I want to say a lot more about Lorelei, so maybe that will be a later podcast, as she appears later in Agent of Asgard, and this portrayal at least avoids problems with her that creep up in her appearance on Agents of SHIELD. What I’ll say for now is that Lorelei’s seduction of Loki, as he remembers it, has its parallel to how Loki, in a way, non-romantically seduces Verity. He tells her the truth–and it catches her off-guard. Verity is someone who, despite her abilities, despite claiming she has no suspension of disbelief, is so enthralled in this tale that she stops and assumes New Loki is the Interpol agent. She has lie-detection abilities; she should not have to ask Loki whether he was the Interpol agent, she should know. But she doesn’t.
That, for just that moment, Verity is not sure of Loki’s story, despite her lie-detecting abilities, demonstrates the power storytelling has. “Fiction,” by its etymology, comes from the word that means to create. It is associated with our word, “fabricate,” which means “to create” or “to lie.” In the previous issue of Agent of Asgard, Loki said he is playing a role. Here, he shows that, really, just because something is a story does not make it true or false. There is a lot in this story I don’t like, but that does not change the truth of it: some things that are truthful are frustrating. And just as Loki’s tale captivates Verity, it captivates me as a reader: this is fun and keeps my attention throughout each page.

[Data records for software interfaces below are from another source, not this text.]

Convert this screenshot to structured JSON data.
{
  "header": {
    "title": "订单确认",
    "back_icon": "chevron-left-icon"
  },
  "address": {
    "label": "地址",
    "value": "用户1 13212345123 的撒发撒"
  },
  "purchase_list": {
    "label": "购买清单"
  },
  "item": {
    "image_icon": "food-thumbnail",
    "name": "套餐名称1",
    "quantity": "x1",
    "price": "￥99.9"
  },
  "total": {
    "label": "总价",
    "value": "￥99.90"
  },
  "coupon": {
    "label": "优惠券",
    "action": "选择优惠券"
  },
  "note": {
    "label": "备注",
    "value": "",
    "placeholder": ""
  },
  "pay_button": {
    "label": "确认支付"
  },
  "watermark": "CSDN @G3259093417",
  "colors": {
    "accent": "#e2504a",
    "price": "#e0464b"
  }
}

What makes this issue excellent, however, is the last page. As frustrated as I am with Lorelei’s abilities, as frustrated as I am with portrayals of Loki as someone who seduces others, that last line, given to Verity, as she realizes Loki just lied about being infatuated by her, gives her a bit of that agency I was hoping she would gain, and it has me curious how else this series undermines my prejudices about Loki as a character.